Rookie GCL Reds Gulf Coast League Sam Mejías
Rookie Billings Mustangs Pioneer League Dave Keller

[13]

References

  1. ^ "Skeeter Barnes Statistics and History". Baseball-Reference.com. Retrieved August 24, 2012.
  2. ^ Rick Mahler Statistics - Baseball-Reference.com
  3. ^ "Rolando Roomes Statistics and History". Baseball-Reference.com. Retrieved August 24, 2012.
  4. ^ a b Manny Trillo Statistics - Baseball-Reference.com
  5. ^ "Joel Youngblood Statistics and History". Baseball-Reference.com. Retrieved August 24, 2012.
  6. ^ a b Ken Griffey Statistics - Baseball-Reference.com
  7. ^ "Randy St. Claire Statistics and History". Baseball-Reference.com. Retrieved August 24, 2012.
  8. ^ Tim Leary Statistics - Baseball-Reference.com
  9. ^ a b "Thursday, August 3, 1989 12:35, Riverfront Stadium". Baseball-Reference.com. Retrieved July 21, 2010.
  10. ^ a b "The Big Inning Reds Get Record 16 Hits, Score 14 Runs in the First". Los Angeles Times. August 4, 1989. Retrieved July 21, 2010.
  11. ^ DowdReport.com - John M. Dowd
  12. ^ "Archived copy". www.baseball1.com. Archived from the original on January 7, 2006. Retrieved January 17, 2022.((cite web)): CS1 maint: archived copy as title (link)
  13. ^ Johnson, Lloyd, and Wolff, Miles, ed., The Encyclopedia of Minor League Baseball, 3rd edition.

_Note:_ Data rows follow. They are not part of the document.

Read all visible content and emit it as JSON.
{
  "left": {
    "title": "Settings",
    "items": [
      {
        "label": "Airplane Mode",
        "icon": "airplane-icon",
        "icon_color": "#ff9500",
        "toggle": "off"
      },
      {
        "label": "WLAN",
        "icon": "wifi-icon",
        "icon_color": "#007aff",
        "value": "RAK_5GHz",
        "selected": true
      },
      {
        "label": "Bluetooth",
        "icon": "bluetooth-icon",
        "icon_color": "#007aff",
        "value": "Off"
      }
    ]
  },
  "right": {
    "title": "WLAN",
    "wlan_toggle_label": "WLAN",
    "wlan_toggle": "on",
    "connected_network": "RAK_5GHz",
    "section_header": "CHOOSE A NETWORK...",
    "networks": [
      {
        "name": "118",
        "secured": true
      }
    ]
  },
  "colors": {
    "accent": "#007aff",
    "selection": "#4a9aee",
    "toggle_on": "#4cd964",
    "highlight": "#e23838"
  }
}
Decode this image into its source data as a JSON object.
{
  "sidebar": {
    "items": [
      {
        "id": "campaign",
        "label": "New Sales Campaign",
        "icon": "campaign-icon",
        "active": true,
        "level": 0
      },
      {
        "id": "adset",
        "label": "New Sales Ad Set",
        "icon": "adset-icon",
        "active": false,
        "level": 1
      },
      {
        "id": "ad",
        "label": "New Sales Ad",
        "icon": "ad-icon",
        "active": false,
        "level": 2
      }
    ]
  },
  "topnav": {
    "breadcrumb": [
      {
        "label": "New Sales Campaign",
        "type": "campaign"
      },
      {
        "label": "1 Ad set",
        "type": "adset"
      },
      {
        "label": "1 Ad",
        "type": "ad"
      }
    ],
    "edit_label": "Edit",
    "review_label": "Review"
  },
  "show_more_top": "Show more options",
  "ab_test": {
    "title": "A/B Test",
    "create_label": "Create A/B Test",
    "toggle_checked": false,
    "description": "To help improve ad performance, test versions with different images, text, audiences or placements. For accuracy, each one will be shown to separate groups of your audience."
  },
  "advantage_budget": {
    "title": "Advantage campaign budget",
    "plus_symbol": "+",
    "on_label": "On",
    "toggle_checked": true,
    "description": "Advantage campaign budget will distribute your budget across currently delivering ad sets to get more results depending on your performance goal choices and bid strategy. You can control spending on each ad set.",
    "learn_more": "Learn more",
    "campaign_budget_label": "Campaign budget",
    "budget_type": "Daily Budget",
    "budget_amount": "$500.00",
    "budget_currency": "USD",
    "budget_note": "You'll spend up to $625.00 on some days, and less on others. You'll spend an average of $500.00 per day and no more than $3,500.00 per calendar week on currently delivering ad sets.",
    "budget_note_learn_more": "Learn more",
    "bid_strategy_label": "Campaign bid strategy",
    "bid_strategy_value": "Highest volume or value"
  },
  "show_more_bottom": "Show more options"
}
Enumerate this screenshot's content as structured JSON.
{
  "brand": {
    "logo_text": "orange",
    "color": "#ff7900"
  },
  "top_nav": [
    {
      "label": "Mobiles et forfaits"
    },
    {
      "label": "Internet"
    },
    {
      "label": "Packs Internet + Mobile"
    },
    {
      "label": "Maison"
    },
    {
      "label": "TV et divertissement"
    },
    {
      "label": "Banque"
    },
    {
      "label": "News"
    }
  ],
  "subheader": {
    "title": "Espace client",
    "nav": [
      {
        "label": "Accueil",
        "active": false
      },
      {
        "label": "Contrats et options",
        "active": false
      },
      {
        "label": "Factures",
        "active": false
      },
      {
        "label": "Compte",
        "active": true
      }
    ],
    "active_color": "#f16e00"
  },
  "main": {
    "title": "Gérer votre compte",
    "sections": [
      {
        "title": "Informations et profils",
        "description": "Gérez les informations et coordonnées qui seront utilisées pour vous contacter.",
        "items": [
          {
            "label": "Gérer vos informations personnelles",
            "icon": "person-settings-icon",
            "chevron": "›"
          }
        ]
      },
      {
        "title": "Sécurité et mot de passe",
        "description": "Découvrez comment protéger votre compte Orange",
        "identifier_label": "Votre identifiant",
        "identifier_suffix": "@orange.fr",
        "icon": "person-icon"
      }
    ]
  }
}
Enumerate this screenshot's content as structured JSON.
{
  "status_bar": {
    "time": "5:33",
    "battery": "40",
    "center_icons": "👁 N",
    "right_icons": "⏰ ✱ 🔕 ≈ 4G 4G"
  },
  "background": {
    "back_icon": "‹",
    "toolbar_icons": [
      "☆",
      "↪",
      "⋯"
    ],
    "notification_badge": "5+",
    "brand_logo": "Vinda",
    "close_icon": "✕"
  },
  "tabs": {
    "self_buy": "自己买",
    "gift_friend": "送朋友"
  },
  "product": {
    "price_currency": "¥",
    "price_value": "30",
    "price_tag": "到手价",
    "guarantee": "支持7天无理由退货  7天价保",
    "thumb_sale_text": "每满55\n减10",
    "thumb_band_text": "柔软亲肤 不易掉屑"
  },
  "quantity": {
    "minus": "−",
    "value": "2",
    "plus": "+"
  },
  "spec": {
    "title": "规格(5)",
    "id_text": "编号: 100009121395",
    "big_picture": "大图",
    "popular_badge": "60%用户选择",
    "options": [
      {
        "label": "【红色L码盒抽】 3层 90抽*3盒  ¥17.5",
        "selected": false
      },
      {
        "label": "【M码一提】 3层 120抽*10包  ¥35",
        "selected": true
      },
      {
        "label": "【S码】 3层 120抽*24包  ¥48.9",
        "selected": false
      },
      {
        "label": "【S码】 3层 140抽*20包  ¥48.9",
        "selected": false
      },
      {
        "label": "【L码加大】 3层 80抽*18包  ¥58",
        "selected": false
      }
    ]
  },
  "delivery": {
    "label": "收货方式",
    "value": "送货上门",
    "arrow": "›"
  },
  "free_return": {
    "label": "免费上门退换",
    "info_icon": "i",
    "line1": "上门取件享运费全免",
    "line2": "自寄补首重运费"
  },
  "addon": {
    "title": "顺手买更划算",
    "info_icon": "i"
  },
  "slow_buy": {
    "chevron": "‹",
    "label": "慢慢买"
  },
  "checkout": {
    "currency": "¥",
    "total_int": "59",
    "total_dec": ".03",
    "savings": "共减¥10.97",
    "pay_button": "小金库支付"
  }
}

Durham, North Carolina: Baseball America, 2007